• [Task instructions]: Every line with the string "Talteenotettu" should be copied from the data.
--*--
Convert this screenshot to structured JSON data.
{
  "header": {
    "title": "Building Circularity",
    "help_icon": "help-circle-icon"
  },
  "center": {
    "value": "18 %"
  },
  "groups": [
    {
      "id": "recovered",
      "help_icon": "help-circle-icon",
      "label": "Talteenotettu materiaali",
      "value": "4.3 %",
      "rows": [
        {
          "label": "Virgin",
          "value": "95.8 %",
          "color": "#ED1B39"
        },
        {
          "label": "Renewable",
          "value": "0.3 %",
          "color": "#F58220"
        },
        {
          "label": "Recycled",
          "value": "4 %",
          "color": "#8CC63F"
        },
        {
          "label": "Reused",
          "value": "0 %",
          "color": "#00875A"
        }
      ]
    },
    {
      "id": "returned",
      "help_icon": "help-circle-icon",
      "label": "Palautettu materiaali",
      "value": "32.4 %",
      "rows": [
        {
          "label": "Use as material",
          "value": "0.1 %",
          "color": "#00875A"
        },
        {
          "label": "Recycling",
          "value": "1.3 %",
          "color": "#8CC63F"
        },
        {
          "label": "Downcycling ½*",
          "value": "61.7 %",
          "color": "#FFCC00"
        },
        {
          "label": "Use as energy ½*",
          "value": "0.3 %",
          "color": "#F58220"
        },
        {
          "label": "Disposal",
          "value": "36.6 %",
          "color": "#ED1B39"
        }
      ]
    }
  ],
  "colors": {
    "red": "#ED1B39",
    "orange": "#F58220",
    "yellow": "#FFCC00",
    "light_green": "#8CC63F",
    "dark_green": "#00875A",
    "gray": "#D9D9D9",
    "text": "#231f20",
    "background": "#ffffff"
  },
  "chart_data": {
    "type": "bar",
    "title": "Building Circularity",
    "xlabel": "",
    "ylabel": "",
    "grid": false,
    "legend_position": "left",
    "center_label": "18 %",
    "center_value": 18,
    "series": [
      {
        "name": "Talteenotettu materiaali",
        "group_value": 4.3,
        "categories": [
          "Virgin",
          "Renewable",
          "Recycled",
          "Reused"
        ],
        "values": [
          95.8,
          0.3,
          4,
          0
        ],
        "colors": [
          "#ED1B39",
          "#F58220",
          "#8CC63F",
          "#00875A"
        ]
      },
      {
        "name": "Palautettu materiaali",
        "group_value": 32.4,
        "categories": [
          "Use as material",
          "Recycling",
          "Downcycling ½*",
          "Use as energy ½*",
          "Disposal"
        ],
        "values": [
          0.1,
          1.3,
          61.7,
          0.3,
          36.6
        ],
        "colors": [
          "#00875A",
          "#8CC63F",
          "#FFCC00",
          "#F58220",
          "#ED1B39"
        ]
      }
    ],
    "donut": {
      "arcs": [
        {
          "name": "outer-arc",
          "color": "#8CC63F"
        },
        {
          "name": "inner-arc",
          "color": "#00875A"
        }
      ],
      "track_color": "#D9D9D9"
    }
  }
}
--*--
• [Response below]:
      "label": "Talteenotettu materiaali",
        "name": "Talteenotettu materiaali",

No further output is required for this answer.